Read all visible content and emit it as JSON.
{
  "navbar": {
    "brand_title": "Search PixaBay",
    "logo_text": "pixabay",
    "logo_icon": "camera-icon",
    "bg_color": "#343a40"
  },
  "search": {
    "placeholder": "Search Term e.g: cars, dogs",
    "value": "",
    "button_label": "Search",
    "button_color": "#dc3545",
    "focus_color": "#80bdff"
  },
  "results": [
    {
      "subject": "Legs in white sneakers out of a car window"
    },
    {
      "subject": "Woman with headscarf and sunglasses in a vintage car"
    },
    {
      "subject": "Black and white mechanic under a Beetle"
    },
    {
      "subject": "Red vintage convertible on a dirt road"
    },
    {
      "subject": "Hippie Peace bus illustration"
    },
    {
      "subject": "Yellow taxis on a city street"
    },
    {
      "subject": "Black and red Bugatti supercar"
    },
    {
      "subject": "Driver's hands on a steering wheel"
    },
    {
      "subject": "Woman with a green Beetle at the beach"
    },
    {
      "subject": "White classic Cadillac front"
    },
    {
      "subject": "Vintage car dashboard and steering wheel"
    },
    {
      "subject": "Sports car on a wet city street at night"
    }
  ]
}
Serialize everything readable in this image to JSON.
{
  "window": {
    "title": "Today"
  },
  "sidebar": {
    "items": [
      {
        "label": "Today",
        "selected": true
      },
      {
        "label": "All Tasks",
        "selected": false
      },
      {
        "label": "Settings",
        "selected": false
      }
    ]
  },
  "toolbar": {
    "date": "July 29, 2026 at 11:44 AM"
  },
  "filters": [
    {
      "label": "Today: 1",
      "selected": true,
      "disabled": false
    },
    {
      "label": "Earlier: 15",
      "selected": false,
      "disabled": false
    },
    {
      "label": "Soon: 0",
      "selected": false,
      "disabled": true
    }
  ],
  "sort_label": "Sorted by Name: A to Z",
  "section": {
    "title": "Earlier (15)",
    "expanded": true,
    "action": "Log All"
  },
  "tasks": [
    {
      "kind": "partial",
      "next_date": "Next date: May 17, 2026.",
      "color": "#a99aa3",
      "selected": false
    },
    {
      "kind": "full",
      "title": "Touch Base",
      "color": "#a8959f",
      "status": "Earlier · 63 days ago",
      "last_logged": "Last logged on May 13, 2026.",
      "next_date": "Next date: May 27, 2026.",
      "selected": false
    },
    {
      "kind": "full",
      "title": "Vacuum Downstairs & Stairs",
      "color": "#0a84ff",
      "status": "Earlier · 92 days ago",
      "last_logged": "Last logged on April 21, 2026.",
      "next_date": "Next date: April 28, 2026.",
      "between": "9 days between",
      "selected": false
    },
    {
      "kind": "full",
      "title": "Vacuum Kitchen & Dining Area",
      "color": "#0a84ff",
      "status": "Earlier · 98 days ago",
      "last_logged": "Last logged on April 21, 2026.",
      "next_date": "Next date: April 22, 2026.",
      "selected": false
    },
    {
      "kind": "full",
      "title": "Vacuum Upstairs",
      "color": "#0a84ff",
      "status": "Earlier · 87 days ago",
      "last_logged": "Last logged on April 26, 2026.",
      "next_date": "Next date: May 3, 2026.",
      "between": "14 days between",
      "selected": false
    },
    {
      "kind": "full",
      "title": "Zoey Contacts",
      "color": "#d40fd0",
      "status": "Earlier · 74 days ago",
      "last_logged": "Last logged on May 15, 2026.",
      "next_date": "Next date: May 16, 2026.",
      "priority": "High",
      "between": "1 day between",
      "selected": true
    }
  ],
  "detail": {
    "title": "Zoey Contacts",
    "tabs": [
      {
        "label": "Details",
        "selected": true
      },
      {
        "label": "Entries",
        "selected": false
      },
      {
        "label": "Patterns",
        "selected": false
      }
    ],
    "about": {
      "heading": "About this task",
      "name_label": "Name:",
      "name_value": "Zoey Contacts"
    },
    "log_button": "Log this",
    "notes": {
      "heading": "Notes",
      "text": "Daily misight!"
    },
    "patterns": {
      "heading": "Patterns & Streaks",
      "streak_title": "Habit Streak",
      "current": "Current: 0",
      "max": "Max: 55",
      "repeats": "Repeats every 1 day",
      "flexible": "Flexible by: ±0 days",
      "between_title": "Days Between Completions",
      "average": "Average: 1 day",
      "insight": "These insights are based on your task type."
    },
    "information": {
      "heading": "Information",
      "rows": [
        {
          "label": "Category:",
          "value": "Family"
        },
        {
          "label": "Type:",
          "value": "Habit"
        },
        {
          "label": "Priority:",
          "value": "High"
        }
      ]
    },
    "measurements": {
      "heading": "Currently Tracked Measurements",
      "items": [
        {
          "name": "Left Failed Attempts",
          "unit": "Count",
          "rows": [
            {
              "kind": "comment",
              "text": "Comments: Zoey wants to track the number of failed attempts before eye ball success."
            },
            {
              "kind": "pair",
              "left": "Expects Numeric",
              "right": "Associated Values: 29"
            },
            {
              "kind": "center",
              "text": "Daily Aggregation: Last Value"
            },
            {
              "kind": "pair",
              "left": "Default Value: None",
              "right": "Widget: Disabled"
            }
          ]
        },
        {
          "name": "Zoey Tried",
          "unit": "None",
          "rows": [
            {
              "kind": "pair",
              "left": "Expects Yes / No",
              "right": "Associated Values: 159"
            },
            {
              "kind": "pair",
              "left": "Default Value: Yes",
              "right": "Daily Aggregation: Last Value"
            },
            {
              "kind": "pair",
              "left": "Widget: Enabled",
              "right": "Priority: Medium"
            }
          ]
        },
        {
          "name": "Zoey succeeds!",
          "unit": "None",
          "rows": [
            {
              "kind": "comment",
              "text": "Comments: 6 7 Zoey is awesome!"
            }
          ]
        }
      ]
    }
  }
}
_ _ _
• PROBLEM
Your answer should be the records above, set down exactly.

• EXERCISE RESPONSE
Read all visible content and emit it as JSON.
{
  "navbar": {
    "brand_title": "Search PixaBay",
    "logo_text": "pixabay",
    "logo_icon": "camera-icon",
    "bg_color": "#343a40"
  },
  "search": {
    "placeholder": "Search Term e.g: cars, dogs",
    "value": "",
    "button_label": "Search",
    "button_color": "#dc3545",
    "focus_color": "#80bdff"
  },
  "results": [
    {
      "subject": "Legs in white sneakers out of a car window"
    },
    {
      "subject": "Woman with headscarf and sunglasses in a vintage car"
    },
    {
      "subject": "Black and white mechanic under a Beetle"
    },
    {
      "subject": "Red vintage convertible on a dirt road"
    },
    {
      "subject": "Hippie Peace bus illustration"
    },
    {
      "subject": "Yellow taxis on a city street"
    },
    {
      "subject": "Black and red Bugatti supercar"
    },
    {
      "subject": "Driver's hands on a steering wheel"
    },
    {
      "subject": "Woman with a green Beetle at the beach"
    },
    {
      "subject": "White classic Cadillac front"
    },
    {
      "subject": "Vintage car dashboard and steering wheel"
    },
    {
      "subject": "Sports car on a wet city street at night"
    }
  ]
}
Serialize everything readable in this image to JSON.
{
  "window": {
    "title": "Today"
  },
  "sidebar": {
    "items": [
      {
        "label": "Today",
        "selected": true
      },
      {
        "label": "All Tasks",
        "selected": false
      },
      {
        "label": "Settings",
        "selected": false
      }
    ]
  },
  "toolbar": {
    "date": "July 29, 2026 at 11:44 AM"
  },
  "filters": [
    {
      "label": "Today: 1",
      "selected": true,
      "disabled": false
    },
    {
      "label": "Earlier: 15",
      "selected": false,
      "disabled": false
    },
    {
      "label": "Soon: 0",
      "selected": false,
      "disabled": true
    }
  ],
  "sort_label": "Sorted by Name: A to Z",
  "section": {
    "title": "Earlier (15)",
    "expanded": true,
    "action": "Log All"
  },
  "tasks": [
    {
      "kind": "partial",
      "next_date": "Next date: May 17, 2026.",
      "color": "#a99aa3",
      "selected": false
    },
    {
      "kind": "full",
      "title": "Touch Base",
      "color": "#a8959f",
      "status": "Earlier · 63 days ago",
      "last_logged": "Last logged on May 13, 2026.",
      "next_date": "Next date: May 27, 2026.",
      "selected": false
    },
    {
      "kind": "full",
      "title": "Vacuum Downstairs & Stairs",
      "color": "#0a84ff",
      "status": "Earlier · 92 days ago",
      "last_logged": "Last logged on April 21, 2026.",
      "next_date": "Next date: April 28, 2026.",
      "between": "9 days between",
      "selected": false
    },
    {
      "kind": "full",
      "title": "Vacuum Kitchen & Dining Area",
      "color": "#0a84ff",
      "status": "Earlier · 98 days ago",
      "last_logged": "Last logged on April 21, 2026.",
      "next_date": "Next date: April 22, 2026.",
      "selected": false
    },
    {
      "kind": "full",
      "title": "Vacuum Upstairs",
      "color": "#0a84ff",
      "status": "Earlier · 87 days ago",
      "last_logged": "Last logged on April 26, 2026.",
      "next_date": "Next date: May 3, 2026.",
      "between": "14 days between",
      "selected": false
    },
    {
      "kind": "full",
      "title": "Zoey Contacts",
      "color": "#d40fd0",
      "status": "Earlier · 74 days ago",
      "last_logged": "Last logged on May 15, 2026.",
      "next_date": "Next date: May 16, 2026.",
      "priority": "High",
      "between": "1 day between",
      "selected": true
    }
  ],
  "detail": {
    "title": "Zoey Contacts",
    "tabs": [
      {
        "label": "Details",
        "selected": true
      },
      {
        "label": "Entries",
        "selected": false
      },
      {
        "label": "Patterns",
        "selected": false
      }
    ],
    "about": {
      "heading": "About this task",
      "name_label": "Name:",
      "name_value": "Zoey Contacts"
    },
    "log_button": "Log this",
    "notes": {
      "heading": "Notes",
      "text": "Daily misight!"
    },
    "patterns": {
      "heading": "Patterns & Streaks",
      "streak_title": "Habit Streak",
      "current": "Current: 0",
      "max": "Max: 55",
      "repeats": "Repeats every 1 day",
      "flexible": "Flexible by: ±0 days",
      "between_title": "Days Between Completions",
      "average": "Average: 1 day",
      "insight": "These insights are based on your task type."
    },
    "information": {
      "heading": "Information",
      "rows": [
        {
          "label": "Category:",
          "value": "Family"
        },
        {
          "label": "Type:",
          "value": "Habit"
        },
        {
          "label": "Priority:",
          "value": "High"
        }
      ]
    },
    "measurements": {
      "heading": "Currently Tracked Measurements",
      "items": [
        {
          "name": "Left Failed Attempts",
          "unit": "Count",
          "rows": [
            {
              "kind": "comment",
              "text": "Comments: Zoey wants to track the number of failed attempts before eye ball success."
            },
            {
              "kind": "pair",
              "left": "Expects Numeric",
              "right": "Associated Values: 29"
            },
            {
              "kind": "center",
              "text": "Daily Aggregation: Last Value"
            },
            {
              "kind": "pair",
              "left": "Default Value: None",
              "right": "Widget: Disabled"
            }
          ]
        },
        {
          "name": "Zoey Tried",
          "unit": "None",
          "rows": [
            {
              "kind": "pair",
              "left": "Expects Yes / No",
              "right": "Associated Values: 159"
            },
            {
              "kind": "pair",
              "left": "Default Value: Yes",
              "right": "Daily Aggregation: Last Value"
            },
            {
              "kind": "pair",
              "left": "Widget: Enabled",
              "right": "Priority: Medium"
            }
          ]
        },
        {
          "name": "Zoey succeeds!",
          "unit": "None",
          "rows": [
            {
              "kind": "comment",
              "text": "Comments: 6 7 Zoey is awesome!"
            }
          ]
        }
      ]
    }
  }
}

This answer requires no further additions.